Mobile phone technology has grown by leaps and bounds over the past decade—we’ve gone from calling, texting and playing Snake on phones the size of bricks to razor-thin smartphones that do not only the basic functions of a mobile phone, but a lot more. We can even have our smartphones double as other devices such as MP3 players, video players, and gaming consoles, and the other possibilities are endless. Despite all the advances in mobile phone technology, call quality has been given—pardon the pun—the silent treatment.

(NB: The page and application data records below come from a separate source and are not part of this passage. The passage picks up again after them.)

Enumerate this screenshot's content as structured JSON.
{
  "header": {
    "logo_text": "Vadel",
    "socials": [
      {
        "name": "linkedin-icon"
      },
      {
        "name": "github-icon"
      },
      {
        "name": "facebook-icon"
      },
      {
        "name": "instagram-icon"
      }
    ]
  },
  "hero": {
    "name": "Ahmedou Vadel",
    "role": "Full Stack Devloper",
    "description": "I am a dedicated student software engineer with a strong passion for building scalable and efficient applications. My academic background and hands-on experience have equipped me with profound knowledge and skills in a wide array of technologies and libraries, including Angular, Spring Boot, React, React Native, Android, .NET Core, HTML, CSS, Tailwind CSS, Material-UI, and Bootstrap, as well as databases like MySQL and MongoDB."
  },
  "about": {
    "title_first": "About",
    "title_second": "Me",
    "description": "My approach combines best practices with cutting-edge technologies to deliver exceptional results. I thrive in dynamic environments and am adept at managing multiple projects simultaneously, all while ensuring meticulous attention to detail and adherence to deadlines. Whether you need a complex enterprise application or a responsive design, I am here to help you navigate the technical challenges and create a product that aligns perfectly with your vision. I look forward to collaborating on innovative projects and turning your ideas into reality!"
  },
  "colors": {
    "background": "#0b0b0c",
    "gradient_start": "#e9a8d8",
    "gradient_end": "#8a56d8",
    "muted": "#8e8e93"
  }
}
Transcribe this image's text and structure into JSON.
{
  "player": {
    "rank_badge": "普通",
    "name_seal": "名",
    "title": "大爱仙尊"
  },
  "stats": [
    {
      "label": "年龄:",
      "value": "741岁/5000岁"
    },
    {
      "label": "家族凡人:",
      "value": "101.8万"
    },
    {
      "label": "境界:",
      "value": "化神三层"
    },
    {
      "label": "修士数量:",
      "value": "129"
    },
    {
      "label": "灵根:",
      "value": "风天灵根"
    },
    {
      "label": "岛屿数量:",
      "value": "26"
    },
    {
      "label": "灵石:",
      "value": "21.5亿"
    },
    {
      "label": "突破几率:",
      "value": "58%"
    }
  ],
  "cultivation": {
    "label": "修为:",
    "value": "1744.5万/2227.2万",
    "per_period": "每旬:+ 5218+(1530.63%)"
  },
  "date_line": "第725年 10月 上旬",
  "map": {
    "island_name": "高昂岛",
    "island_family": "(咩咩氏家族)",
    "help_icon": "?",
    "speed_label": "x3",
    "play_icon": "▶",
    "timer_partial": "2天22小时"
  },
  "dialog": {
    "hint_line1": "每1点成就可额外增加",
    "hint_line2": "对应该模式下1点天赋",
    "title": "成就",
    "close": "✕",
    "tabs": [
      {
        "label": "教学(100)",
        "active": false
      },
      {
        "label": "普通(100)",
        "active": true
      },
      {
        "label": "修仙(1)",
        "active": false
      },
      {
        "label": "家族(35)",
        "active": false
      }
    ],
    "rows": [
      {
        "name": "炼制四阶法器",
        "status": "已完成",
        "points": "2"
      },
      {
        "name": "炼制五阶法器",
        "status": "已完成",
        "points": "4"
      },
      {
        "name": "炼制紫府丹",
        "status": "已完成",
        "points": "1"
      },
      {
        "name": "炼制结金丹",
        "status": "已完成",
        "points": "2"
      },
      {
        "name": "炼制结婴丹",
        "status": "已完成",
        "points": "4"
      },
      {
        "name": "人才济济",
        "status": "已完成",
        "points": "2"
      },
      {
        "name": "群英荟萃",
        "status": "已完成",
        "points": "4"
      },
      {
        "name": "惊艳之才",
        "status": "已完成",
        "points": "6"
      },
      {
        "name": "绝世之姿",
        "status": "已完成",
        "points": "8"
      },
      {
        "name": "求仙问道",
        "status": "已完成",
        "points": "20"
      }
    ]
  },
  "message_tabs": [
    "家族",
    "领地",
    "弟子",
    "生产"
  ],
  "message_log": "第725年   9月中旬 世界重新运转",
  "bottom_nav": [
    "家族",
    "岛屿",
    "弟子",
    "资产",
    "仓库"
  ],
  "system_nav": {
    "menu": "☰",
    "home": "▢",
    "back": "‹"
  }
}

One of the solutions to combat poor call quality, HD Voice, is available on some mobile phone carriers around the world. Fraunhofer, a German research organization that is responsible for research into technology such as Blu-ray, YouTube, 3DTV, and LTE networks, is also responsible for two of the most popular audio file formats out there, MP3 and AAC. Fraunhofer has objected to the HD Voice solution. “The idea of HD Voice is a scam—not because it isn’t an improvement, but because it isn’t nearly enough of one,” the organization said. Although HD Voice is designed specifically for for speech, which would seem perfect for a phone call, your voice likely isn’t the only thing that can be heard during a call—background noise will also join in on your phone call because of the limitations of the speech codecs being used. On the financial side, these codecs also cost a licensing fee to use, costs that would not only affect the provider, but ultimately be passed on to the consumer.
As you see in the chart above, there’s regular call quality, HD Voice, and Full HD Voice, which Fraunhofer wants to look into. Standard phone calls, the ones we’re used to, take place on an audio bandwidth of up to 3.4KHz. HD Voice, using the Adaptive Multi-Rate (AMR) waveband speech codec, bumps calls up to 7KHz. H.P. Baumeister, one of the researchers at Fraunhofer, describes HD Voice as a “timid step” at best, and wants to do better—almost three times better, according to the chart.
Using the Voice over Internet Protocol (VoIP) technology present in Skype and other similar programs, Full HD Voice takes advantage of the codecs designed for all sorts of audio to improve call quality to around 14KHz to 20KHz. it produces calls with the full audible spectrum. There are currently five AAC formats being used for VoIP, but only two are widely used—AAC-LD is used in video conferencing, while AAC-ELD is used for Apple’s FaceTime. The full AAC offering is compatible with Android 4.1 (Jelly Bean) and up, while AAC-ELD is present in both. Since the codecs are already present in iOS and Android, the two most dominant mobile phone operating systems, the problem of royalties and additional licensing will also be taken care of if these codecs are used.
You can find more information on Full HD Voice here.